r threatened home, she was struck by the surrealism of it all. “The ocean was glittery with the sun bouncing on the surface, and the sky was such a beautiful blue,” she remembers. “And then there was this huge plume of smoke going up into the sky.” There was a state-of-the art fire station with a helicopter pad just up the road from where she lived. Would her home be spared? She knows now that when an out-of-control fire is in the mood to burn, there’s not much you can do about it. She reached her home with minutes to spare. With two cats and one cat carrier, she ended up stuffing one in a pillow case and tossing both in the car. Then she bolted back into the house to save what she could. It was about 1:30 in the afternoon and the sky had darkened with soot. Ash was everywhere, inside the house as well as out,

and an orange glow was licking at the ridge line, edging ever closer. “I was rushing around sick to my stomach,” Sawyer says. “There was no rhyme or reason to what I was putting in the car. I grabbed a photo album, my skis, a computer, and bicycles.” “But not enough clothes,” she chuckles wryly. “Next time I’ll pack better.” There was only one way out of the canyon; if an ember had leapfrogged onto her escape route, there would have been no way out. She took one last look at her home and—still hopeful that this evacuation would turn out to be nothing more than a fire drill—thought, “This is going to be so much work putting everything back!” Sawyer retreated to her parents’ house in Simi Valley, where a friend phoned to tell her that the street Sue lived on was gone.
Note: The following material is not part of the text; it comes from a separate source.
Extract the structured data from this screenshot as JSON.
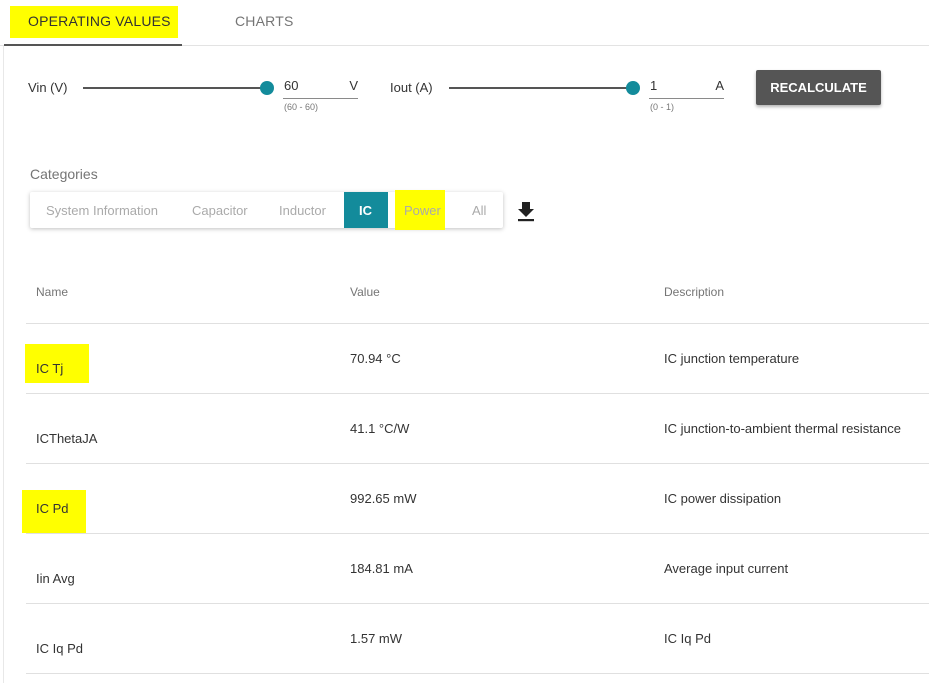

Wow, she thought, I guess I’m homeless. The next morning, with the fire still gobbling up homes north of Los Angeles, Sawyer’s office phoned to ask if she would be coming in for the marketing meeting. Hey, that’s show biz! “I don’t have a toothbrush or any underwear,” she told the caller, “I think I’ll be a little late for work today.” A month later, Sawyer began her slow return from the weightlessness of the dispossessed. She was living in a rental home in Burbank and her friends and co-workers threw a surprise benefit party to help her pick up the pieces. “This outpouring of kindness was the best thing that happened after the fire,” she says. “These were not the wealthy people of the music business; these were the publicists and writers. The $50 checks that they gave meant so much to me. I still have the checks from the freelance writers. I didn’t cash them. They didn’t have a lot of money, and I still had a job. The irony was that those same people got hit by the [January 1994] earthquake a month later.” Sawyer has regained most of her zest. But part of that happy-go-lucky, young woman vanished that November morning. “I regret the loss of my books and my music,” she says. “And my love letters. I dated a lot of writers, so there were some incredible love letters. I regret that I didn’t really mourn what I had lost; I was changed by the loss, but I didn’t mourn it. I wish I had had some therapy, it would have helped.” From the ashes eventually there is growth. The élan that defined Sue Sawyer both personally and professionally was replaced with a “don’t sweat the little stuff” sensibility that has served her equally well. After a hiatus from the world of media marketing, she is working as an independent publicist for a boutique public relations firm in Los Angeles. And she bought another house, in Glendale, where she can hear her neighbors’ son practicing the piano. With a twinkle in her eye, she says that she would like to start playing again. EDGE